▶ **Exercise goal**: In the response, each entry below should appear again exactly as given.

───── Supplied records

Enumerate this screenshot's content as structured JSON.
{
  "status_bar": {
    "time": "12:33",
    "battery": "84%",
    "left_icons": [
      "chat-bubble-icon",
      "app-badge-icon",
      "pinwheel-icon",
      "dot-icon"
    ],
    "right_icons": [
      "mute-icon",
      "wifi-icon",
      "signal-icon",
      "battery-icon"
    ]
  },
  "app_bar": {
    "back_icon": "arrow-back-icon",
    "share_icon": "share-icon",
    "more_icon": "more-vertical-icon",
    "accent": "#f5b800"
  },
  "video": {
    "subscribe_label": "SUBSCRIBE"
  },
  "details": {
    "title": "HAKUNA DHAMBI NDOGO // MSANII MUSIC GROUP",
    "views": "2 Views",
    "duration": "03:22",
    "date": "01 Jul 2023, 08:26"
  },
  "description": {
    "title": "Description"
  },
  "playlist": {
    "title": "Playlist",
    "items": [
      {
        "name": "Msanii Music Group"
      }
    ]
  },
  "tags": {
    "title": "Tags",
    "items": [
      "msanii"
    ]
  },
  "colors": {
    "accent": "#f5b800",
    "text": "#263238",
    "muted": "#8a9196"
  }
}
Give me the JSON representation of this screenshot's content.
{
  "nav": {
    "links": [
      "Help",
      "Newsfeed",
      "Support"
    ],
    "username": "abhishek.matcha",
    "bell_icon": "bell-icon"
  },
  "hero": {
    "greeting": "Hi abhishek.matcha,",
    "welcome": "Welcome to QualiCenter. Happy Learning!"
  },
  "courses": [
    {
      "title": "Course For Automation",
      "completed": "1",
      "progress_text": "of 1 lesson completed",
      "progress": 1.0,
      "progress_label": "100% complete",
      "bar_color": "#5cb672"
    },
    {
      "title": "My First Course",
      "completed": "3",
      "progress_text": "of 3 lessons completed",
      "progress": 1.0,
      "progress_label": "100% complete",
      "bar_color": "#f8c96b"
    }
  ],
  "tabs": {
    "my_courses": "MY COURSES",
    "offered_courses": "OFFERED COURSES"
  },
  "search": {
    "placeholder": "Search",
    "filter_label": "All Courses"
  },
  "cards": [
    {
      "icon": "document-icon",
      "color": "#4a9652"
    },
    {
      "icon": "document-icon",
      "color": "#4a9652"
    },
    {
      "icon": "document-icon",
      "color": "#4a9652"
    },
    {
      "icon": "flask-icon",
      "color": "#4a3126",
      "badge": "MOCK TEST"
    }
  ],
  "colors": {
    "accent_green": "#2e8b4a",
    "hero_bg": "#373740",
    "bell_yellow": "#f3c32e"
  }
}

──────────

▶ **Answer for this exercise**:
Enumerate this screenshot's content as structured JSON.
{
  "status_bar": {
    "time": "12:33",
    "battery": "84%",
    "left_icons": [
      "chat-bubble-icon",
      "app-badge-icon",
      "pinwheel-icon",
      "dot-icon"
    ],
    "right_icons": [
      "mute-icon",
      "wifi-icon",
      "signal-icon",
      "battery-icon"
    ]
  },
  "app_bar": {
    "back_icon": "arrow-back-icon",
    "share_icon": "share-icon",
    "more_icon": "more-vertical-icon",
    "accent": "#f5b800"
  },
  "video": {
    "subscribe_label": "SUBSCRIBE"
  },
  "details": {
    "title": "HAKUNA DHAMBI NDOGO // MSANII MUSIC GROUP",
    "views": "2 Views",
    "duration": "03:22",
    "date": "01 Jul 2023, 08:26"
  },
  "description": {
    "title": "Description"
  },
  "playlist": {
    "title": "Playlist",
    "items": [
      {
        "name": "Msanii Music Group"
      }
    ]
  },
  "tags": {
    "title": "Tags",
    "items": [
      "msanii"
    ]
  },
  "colors": {
    "accent": "#f5b800",
    "text": "#263238",
    "muted": "#8a9196"
  }
}
Give me the JSON representation of this screenshot's content.
{
  "nav": {
    "links": [
      "Help",
      "Newsfeed",
      "Support"
    ],
    "username": "abhishek.matcha",
    "bell_icon": "bell-icon"
  },
  "hero": {
    "greeting": "Hi abhishek.matcha,",
    "welcome": "Welcome to QualiCenter. Happy Learning!"
  },
  "courses": [
    {
      "title": "Course For Automation",
      "completed": "1",
      "progress_text": "of 1 lesson completed",
      "progress": 1.0,
      "progress_label": "100% complete",
      "bar_color": "#5cb672"
    },
    {
      "title": "My First Course",
      "completed": "3",
      "progress_text": "of 3 lessons completed",
      "progress": 1.0,
      "progress_label": "100% complete",
      "bar_color": "#f8c96b"
    }
  ],
  "tabs": {
    "my_courses": "MY COURSES",
    "offered_courses": "OFFERED COURSES"
  },
  "search": {
    "placeholder": "Search",
    "filter_label": "All Courses"
  },
  "cards": [
    {
      "icon": "document-icon",
      "color": "#4a9652"
    },
    {
      "icon": "document-icon",
      "color": "#4a9652"
    },
    {
      "icon": "document-icon",
      "color": "#4a9652"
    },
    {
      "icon": "flask-icon",
      "color": "#4a3126",
      "badge": "MOCK TEST"
    }
  ],
  "colors": {
    "accent_green": "#2e8b4a",
    "hero_bg": "#373740",
    "bell_yellow": "#f3c32e"
  }
}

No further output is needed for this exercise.